A global sweep of westerlies, which has triggered severe flooding across central Europe, fused with the south-west monsoon over north India, causing the deadliest rains in decades, a top Met official has said. Meteorologists investigating the factors behind the devastation said although such extreme weather events were not uncommon in the Himalayan states, such as Uttarakhand, the monsoon could
not have, on its own, resulted in heavy rainfall.
Driven by westerlies, western disturbances, or extra-tropical storms originating over the Mediterranean, swept into the north Indian hilly states around mid-June, where a monsoon-related low-pressure system had already moved in from Bay of Bengal, meteorologists said.
The convergence over Uttarakhand caused severe rainfall, as swollen rivers barreled down gorges and valleys, burying hotels, houses and people.
“When westerlies encounter the monsoon, they don’t leave each other easily,” said S Damodar Pai, the Meteriological department’s chief long-range forecaster.
The monsoon is relatively weaker in the Himalayan region, which is located near the “periphery” or the northern limit of the monsoon that brings up to 80% of India’s annual rainfall.
The westerlies virtually locked on to the monsoon system, Pai said, the two systems feeding moisture into each other and giving rise to intense interaction.
While monsoon currents progress from south to northwest, western disturbances move across north India from west to east, driving up pressure.
In fact, in some Himalayan areas, the monsoon is activated by western disturbances.
This summer, the westerlies have left a trail of deadly flooding in central European nations, such as Germany, Austria and the Czech Republic.
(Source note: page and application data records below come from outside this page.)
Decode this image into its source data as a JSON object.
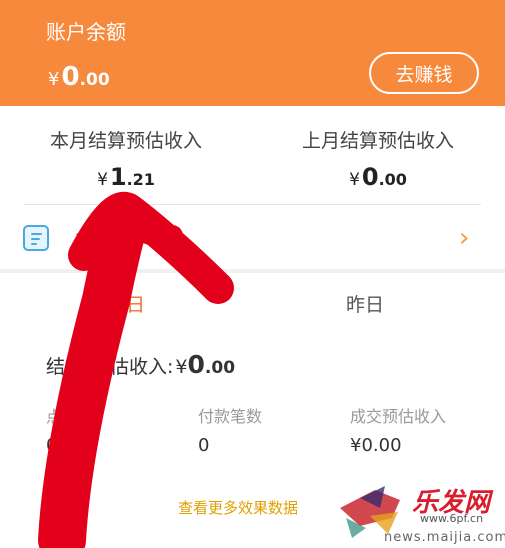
{
  "balance": {
    "title": "账户余额",
    "currency": "¥",
    "int": "0",
    "dec": ".00",
    "earn_button": "去赚钱"
  },
  "income": {
    "this_month": {
      "label": "本月结算预估收入",
      "currency": "¥",
      "int": "1",
      "dec": ".21"
    },
    "last_month": {
      "label": "上月结算预估收入",
      "currency": "¥",
      "int": "0",
      "dec": ".00"
    }
  },
  "order_row": {
    "label": "订",
    "icon": "order-doc-icon",
    "chevron": "›"
  },
  "tabs": {
    "today": "日",
    "yesterday": "昨日"
  },
  "settle": {
    "label": "结算",
    "label_tail": "估收入:",
    "currency": "¥",
    "int": "0",
    "dec": ".00"
  },
  "stats": [
    {
      "label": "点",
      "value": "0"
    },
    {
      "label": "付款笔数",
      "value": "0"
    },
    {
      "label": "成交预估收入",
      "value": "¥0.00"
    }
  ],
  "more_link": "查看更多效果数据",
  "watermark": {
    "text": "乐发网",
    "url": "www.6pf.cn",
    "site": "news.maijia.com"
  },
  "colors": {
    "header": "#f7893c",
    "accent": "#f0702a",
    "link": "#e0a000",
    "arrow": "#e3001b"
  }
}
Some of these westerlies intruded into India from Afghanistan, said R Krishnan, a senior meteorologist with Indian Institute of Tropical Meteorology.